Beyond weather, we have seen a lot of volatility in the output data for the manufacturing sector since the spring—essentially seesawing from month to month since March. This has meant that production has grown been less than we would have desired or expected, especially given the more-robust outlook seen in other data sources. As a result, manufacturing production has risen by 1.0 percent over the past 12 months. While this is better than last year—when the year-over-year rate was -0.1 percent—we would prefer a faster pace of growth. Indeed, the year-over-year pace has drifted lower since April’s 1.8 percent pace.

Manufacturing capacity utilized was unchanged at 75.1 percent in September. Utilization rates have trended down since peaking at 76.0 percent in April, but capacity continues is slightly higher than the 74.9 percent rate seen at this time last year.

Digging into the underlying data were mixed. Durable goods production increased by a relatively healthy 1.0 percent in September, but nondurable goods output fell by 0.9 percent for the month, declining for the second straight month. The largest gains were in the nonmetallic mineral products (up 3.1 percent), machinery (up 3.0 percent), wood products (up 1.6 percent), plastics and rubber products (up 1.1 percent), computer and electronic products (up 0.9 percent) and fabricated metal products (up 0.7 percent), among others. In contrast, chemicals (down 2.6 percent), petroleum and coal products (down 1.7 percent), apparel and leather (down 1.0 percent) printing and support (down 1.0 percent) and paper (down 0.9 percent) led the declines in September.

Meanwhile, total industrial production also rebounded, up 0.3 percent in September after falling in both July and August. All three subcomponents of industrial production were higher for the month. In addition to manufacturing, mining (up 0.4 percent) and utilities (up 1.5 percent) activity improved in September.

Over the past 12 months, industrial production has risen 1.6 percent. This was notably better than the 1.2 percent year-over-year decline seen in September 2016, but down from the 2.2 percent year-over-year pace seen in May. Mining production rose 9.8 percent year-over-year, with utilities production off by 4.1 percent over the past 12 months. In addition, capacity utilization rose from 75.8 percent to 76.0 percent in this release. This was off from 76.6 percent in April but better than the 75.6 percent reading seen one year ago.
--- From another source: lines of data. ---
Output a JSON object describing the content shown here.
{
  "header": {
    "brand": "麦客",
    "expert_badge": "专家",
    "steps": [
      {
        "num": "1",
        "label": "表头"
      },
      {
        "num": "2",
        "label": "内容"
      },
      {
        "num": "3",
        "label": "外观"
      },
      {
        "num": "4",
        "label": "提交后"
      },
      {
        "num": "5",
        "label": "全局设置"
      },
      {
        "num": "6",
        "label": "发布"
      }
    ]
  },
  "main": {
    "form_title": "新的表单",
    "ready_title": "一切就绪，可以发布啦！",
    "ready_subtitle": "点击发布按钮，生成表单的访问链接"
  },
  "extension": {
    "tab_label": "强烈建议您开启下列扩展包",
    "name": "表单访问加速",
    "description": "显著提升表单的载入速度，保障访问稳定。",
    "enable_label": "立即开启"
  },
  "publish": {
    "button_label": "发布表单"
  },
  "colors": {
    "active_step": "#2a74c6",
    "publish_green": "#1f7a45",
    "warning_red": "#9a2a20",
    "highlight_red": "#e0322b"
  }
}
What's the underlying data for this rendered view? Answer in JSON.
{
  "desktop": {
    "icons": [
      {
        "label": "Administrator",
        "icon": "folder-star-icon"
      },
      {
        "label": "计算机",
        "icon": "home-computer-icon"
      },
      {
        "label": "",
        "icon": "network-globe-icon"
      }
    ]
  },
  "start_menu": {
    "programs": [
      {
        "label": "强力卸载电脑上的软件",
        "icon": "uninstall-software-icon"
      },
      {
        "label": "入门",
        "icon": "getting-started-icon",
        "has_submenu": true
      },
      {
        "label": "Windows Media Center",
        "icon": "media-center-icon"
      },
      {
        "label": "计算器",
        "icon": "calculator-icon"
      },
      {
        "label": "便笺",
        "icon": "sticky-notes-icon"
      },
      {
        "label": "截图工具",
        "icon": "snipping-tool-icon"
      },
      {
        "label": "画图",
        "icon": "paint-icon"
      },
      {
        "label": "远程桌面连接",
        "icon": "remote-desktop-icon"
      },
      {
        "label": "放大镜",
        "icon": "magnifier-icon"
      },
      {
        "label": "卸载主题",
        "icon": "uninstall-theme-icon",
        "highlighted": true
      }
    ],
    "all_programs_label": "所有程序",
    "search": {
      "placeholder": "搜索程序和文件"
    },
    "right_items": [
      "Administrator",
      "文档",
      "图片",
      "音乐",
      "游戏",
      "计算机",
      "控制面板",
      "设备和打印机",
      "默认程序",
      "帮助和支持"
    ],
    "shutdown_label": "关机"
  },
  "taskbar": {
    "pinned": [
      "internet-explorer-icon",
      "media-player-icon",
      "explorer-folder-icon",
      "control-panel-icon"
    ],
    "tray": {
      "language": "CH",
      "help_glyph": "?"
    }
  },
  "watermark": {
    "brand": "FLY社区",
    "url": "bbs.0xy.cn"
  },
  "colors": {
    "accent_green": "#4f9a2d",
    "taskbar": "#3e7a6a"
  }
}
The post Manufacturing Production Edged Higher in September but Still Exhibits Hurricane-Related Softness appeared first on Shopfloor.